* _WORK REQUIRED_
Scan the material for "this". Copy every line it appears in.

* _DATASET EXCERPTS_

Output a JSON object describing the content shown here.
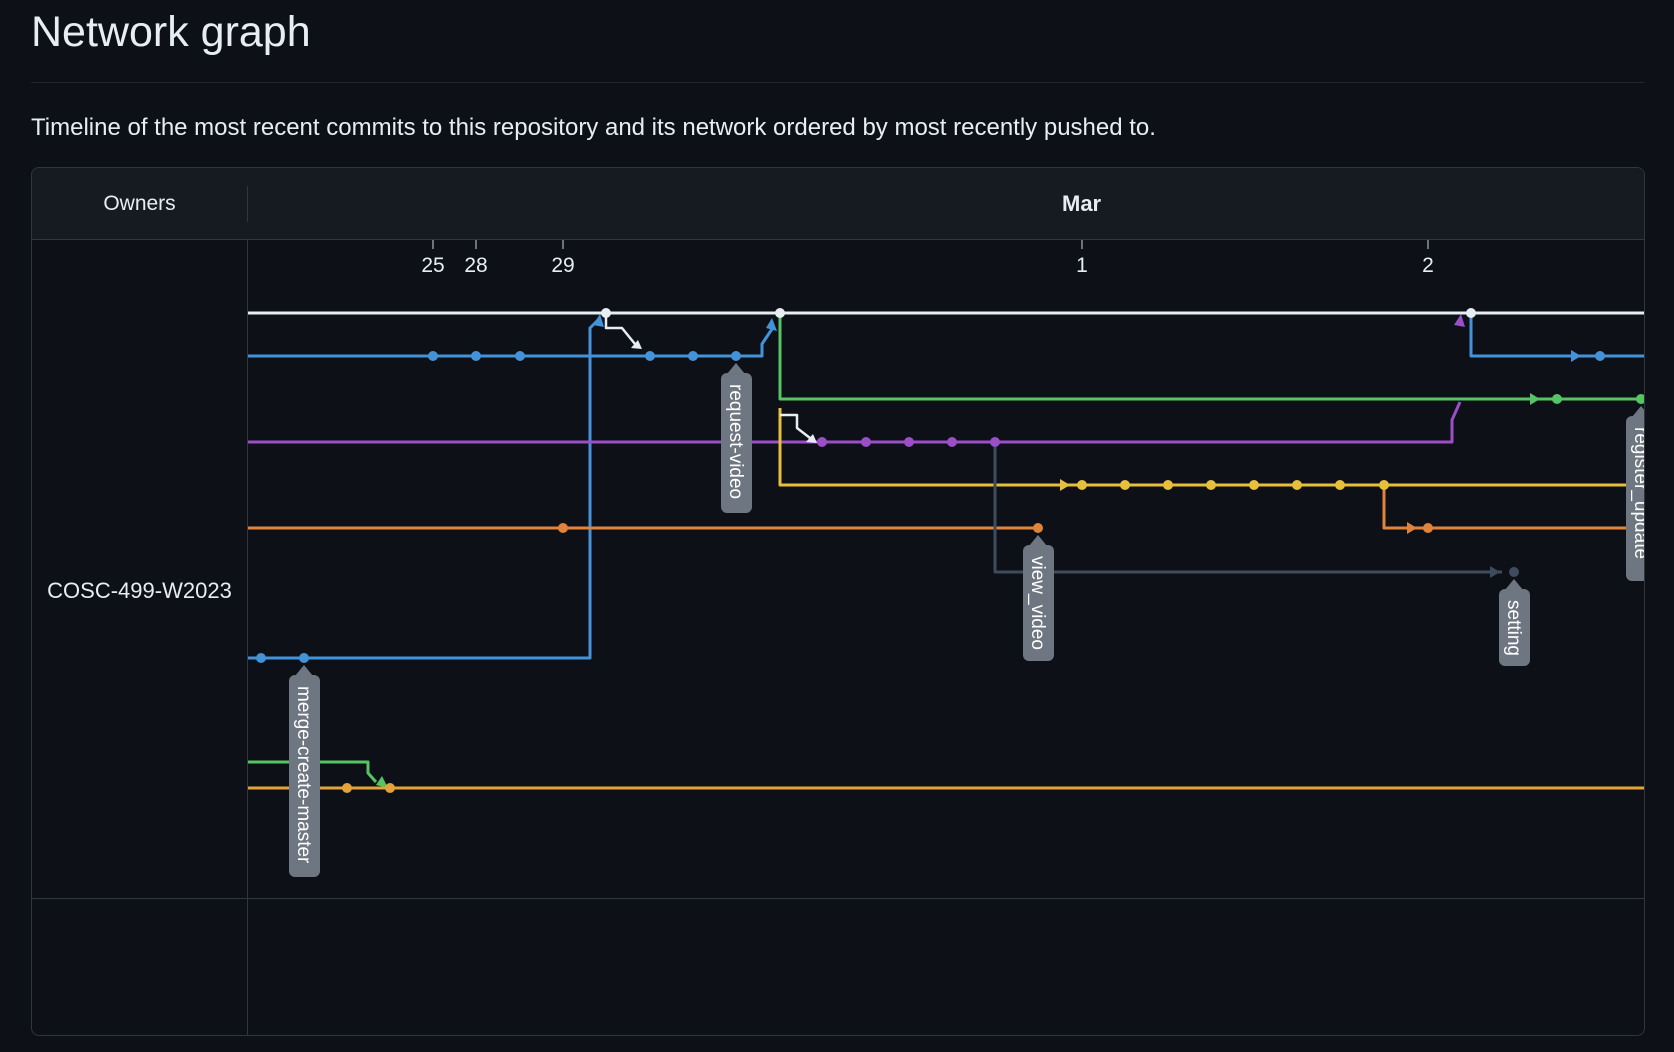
{
  "page": {
    "title": "Network graph",
    "description": "Timeline of the most recent commits to this repository and its network ordered by most recently pushed to."
  },
  "graph": {
    "owners_header": "Owners",
    "month_label": "Mar",
    "owner_name": "COSC-499-W2023",
    "day_ticks": [
      "25",
      "28",
      "29",
      "1",
      "2"
    ],
    "branch_labels": [
      "merge-create-master",
      "request-video",
      "view_video",
      "setting",
      "register_update"
    ],
    "colors": {
      "background": "#0d1117",
      "header": "#161b22",
      "border": "#30363d",
      "main": "#e6edf3",
      "blue": "#4493d9",
      "green": "#56c464",
      "purple": "#9b4fc6",
      "yellow": "#e6c03c",
      "orange": "#e0843c",
      "dark": "#3f4b5e",
      "gold": "#e3a23a",
      "label_bg": "#6e7681"
    }
  }
}
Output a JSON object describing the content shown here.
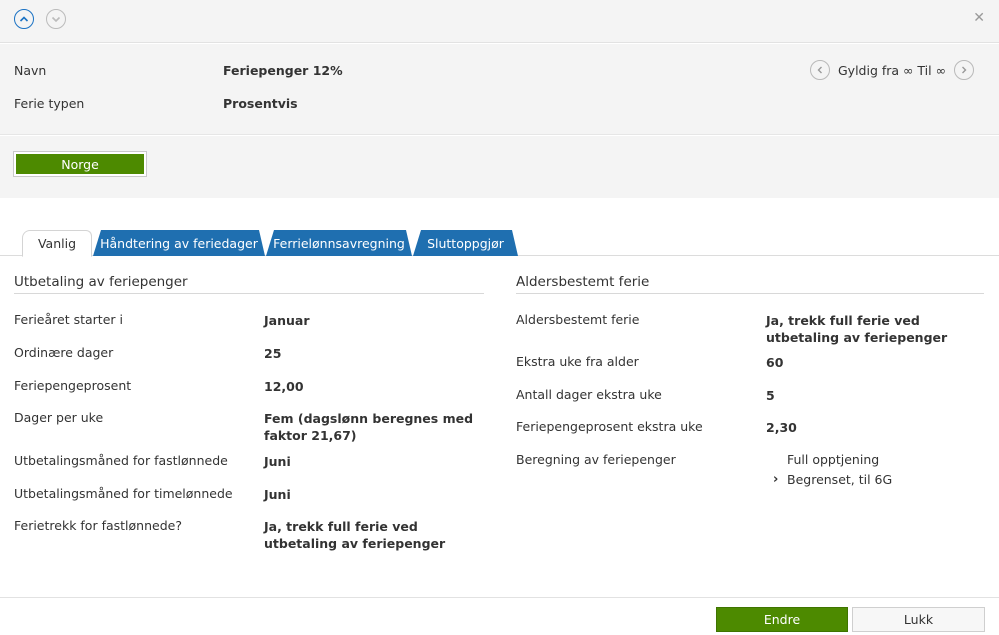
{
  "header": {
    "name_label": "Navn",
    "name_value": "Feriepenger 12%",
    "type_label": "Ferie typen",
    "type_value": "Prosentvis",
    "validity": "Gyldig fra ∞ Til ∞"
  },
  "country": {
    "label": "Norge"
  },
  "tabs": [
    {
      "label": "Vanlig"
    },
    {
      "label": "Håndtering av feriedager"
    },
    {
      "label": "Ferrielønnsavregning"
    },
    {
      "label": "Sluttoppgjør"
    }
  ],
  "left": {
    "title": "Utbetaling av feriepenger",
    "fields": [
      {
        "label": "Ferieåret starter i",
        "value": "Januar"
      },
      {
        "label": "Ordinære dager",
        "value": "25"
      },
      {
        "label": "Feriepengeprosent",
        "value": "12,00"
      },
      {
        "label": "Dager per uke",
        "value": "Fem (dagslønn beregnes med faktor 21,67)"
      },
      {
        "label": "Utbetalingsmåned for fastlønnede",
        "value": "Juni"
      },
      {
        "label": "Utbetalingsmåned for timelønnede",
        "value": "Juni"
      },
      {
        "label": "Ferietrekk for fastlønnede?",
        "value": "Ja, trekk full ferie ved utbetaling av feriepenger"
      }
    ]
  },
  "right": {
    "title": "Aldersbestemt ferie",
    "fields": [
      {
        "label": "Aldersbestemt ferie",
        "value": "Ja, trekk full ferie ved utbetaling av feriepenger"
      },
      {
        "label": "Ekstra uke fra alder",
        "value": "60"
      },
      {
        "label": "Antall dager ekstra uke",
        "value": "5"
      },
      {
        "label": "Feriepengeprosent ekstra uke",
        "value": "2,30"
      }
    ],
    "calc_label": "Beregning av feriepenger",
    "calc_options": [
      {
        "label": "Full opptjening",
        "selected": false
      },
      {
        "label": "Begrenset, til 6G",
        "selected": true
      }
    ]
  },
  "footer": {
    "edit_label": "Endre",
    "close_label": "Lukk"
  },
  "colors": {
    "accent_blue": "#1f6fb0",
    "brand_green": "#4d8a00"
  }
}
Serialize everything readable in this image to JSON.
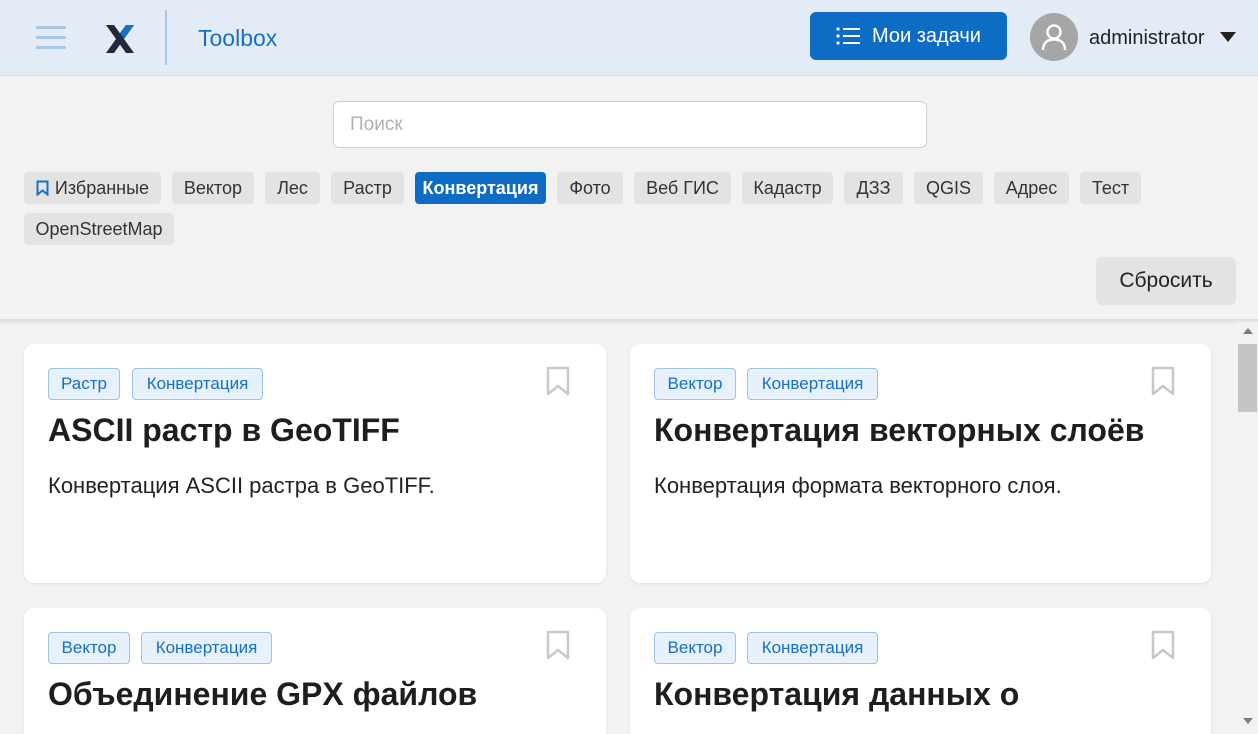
{
  "header": {
    "app_title": "Toolbox",
    "tasks_button_label": "Мои задачи",
    "username": "administrator",
    "accent_color": "#0f6cc4"
  },
  "search": {
    "placeholder": "Поиск",
    "value": ""
  },
  "filters": {
    "favorites_label": "Избранные",
    "chips": [
      "Вектор",
      "Лес",
      "Растр",
      "Конвертация",
      "Фото",
      "Веб ГИС",
      "Кадастр",
      "ДЗЗ",
      "QGIS",
      "Адрес",
      "Тест",
      "OpenStreetMap"
    ],
    "active": "Конвертация",
    "reset_label": "Сбросить"
  },
  "cards": [
    {
      "tags": [
        "Растр",
        "Конвертация"
      ],
      "title": "ASCII растр в GeoTIFF",
      "description": "Конвертация ASCII растра в GeoTIFF."
    },
    {
      "tags": [
        "Вектор",
        "Конвертация"
      ],
      "title": "Конвертация векторных слоёв",
      "description": "Конвертация формата векторного слоя."
    },
    {
      "tags": [
        "Вектор",
        "Конвертация"
      ],
      "title": "Объединение GPX файлов",
      "description": ""
    },
    {
      "tags": [
        "Вектор",
        "Конвертация"
      ],
      "title": "Конвертация данных о",
      "description": ""
    }
  ],
  "icons": {
    "menu": "hamburger-icon",
    "logo": "x-logo",
    "tasks": "list-icon",
    "user": "user-icon",
    "caret": "caret-down-icon",
    "favorite": "bookmark-icon"
  }
}
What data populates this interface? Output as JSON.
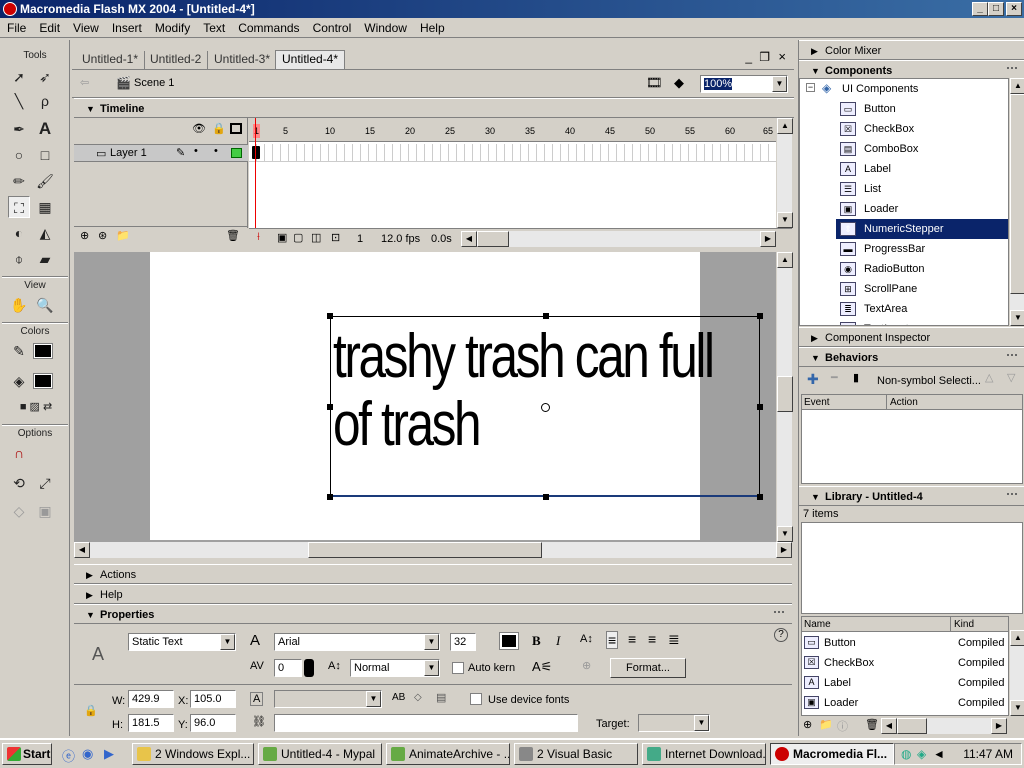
{
  "window": {
    "title": "Macromedia Flash MX 2004 - [Untitled-4*]",
    "minimize": "_",
    "restore": "□",
    "close": "×"
  },
  "menu": [
    "File",
    "Edit",
    "View",
    "Insert",
    "Modify",
    "Text",
    "Commands",
    "Control",
    "Window",
    "Help"
  ],
  "tools": {
    "header": "Tools",
    "view": "View",
    "colors": "Colors",
    "options": "Options"
  },
  "tabs": [
    "Untitled-1*",
    "Untitled-2",
    "Untitled-3*",
    "Untitled-4*"
  ],
  "scene": {
    "label": "Scene 1",
    "zoom": "100%"
  },
  "timeline": {
    "title": "Timeline",
    "layer": "Layer 1",
    "frame_numbers": [
      "1",
      "5",
      "10",
      "15",
      "20",
      "25",
      "30",
      "35",
      "40",
      "45",
      "50",
      "55",
      "60",
      "65"
    ],
    "current_frame": "1",
    "fps": "12.0 fps",
    "time": "0.0s"
  },
  "stage": {
    "text_line1": "trashy trash can full",
    "text_line2": "of trash"
  },
  "panels": {
    "actions": "Actions",
    "help": "Help",
    "properties": "Properties"
  },
  "properties": {
    "text_type": "Static Text",
    "font": "Arial",
    "size": "32",
    "bold": "B",
    "italic": "I",
    "tracking": "0",
    "baseline": "Normal",
    "auto_kern": "Auto kern",
    "format_button": "Format...",
    "w_label": "W:",
    "w": "429.9",
    "x_label": "X:",
    "x": "105.0",
    "h_label": "H:",
    "h": "181.5",
    "y_label": "Y:",
    "y": "96.0",
    "use_device_fonts": "Use device fonts",
    "target_label": "Target:"
  },
  "right": {
    "color_mixer": "Color Mixer",
    "components": "Components",
    "ui_components": "UI Components",
    "component_items": [
      "Button",
      "CheckBox",
      "ComboBox",
      "Label",
      "List",
      "Loader",
      "NumericStepper",
      "ProgressBar",
      "RadioButton",
      "ScrollPane",
      "TextArea",
      "TextInput"
    ],
    "selected_component": "NumericStepper",
    "component_inspector": "Component Inspector",
    "behaviors": "Behaviors",
    "behaviors_target": "Non-symbol Selecti...",
    "event_col": "Event",
    "action_col": "Action",
    "library": "Library - Untitled-4",
    "library_count": "7 items",
    "lib_name_col": "Name",
    "lib_kind_col": "Kind",
    "library_items": [
      {
        "name": "Button",
        "kind": "Compiled C"
      },
      {
        "name": "CheckBox",
        "kind": "Compiled C"
      },
      {
        "name": "Label",
        "kind": "Compiled C"
      },
      {
        "name": "Loader",
        "kind": "Compiled C"
      }
    ]
  },
  "taskbar": {
    "start": "Start",
    "tasks": [
      "2 Windows Expl...",
      "Untitled-4 - Mypal",
      "AnimateArchive - ...",
      "2 Visual Basic",
      "Internet Download...",
      "Macromedia Fl..."
    ],
    "time": "11:47 AM"
  }
}
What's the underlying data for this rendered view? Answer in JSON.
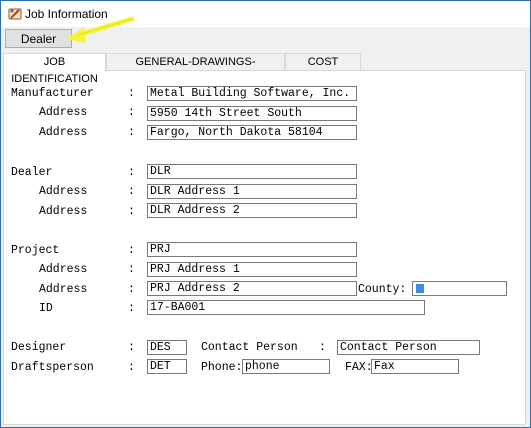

* _ANSWER BOX_
    "description": "Timeline of the most recent commits to this repository and its network ordered by most recently pushed to."
Serialize everything readable in this image to JSON.
What data populates this interface? Output as JSON.
What's the underlying data for this rendered view? Answer in JSON.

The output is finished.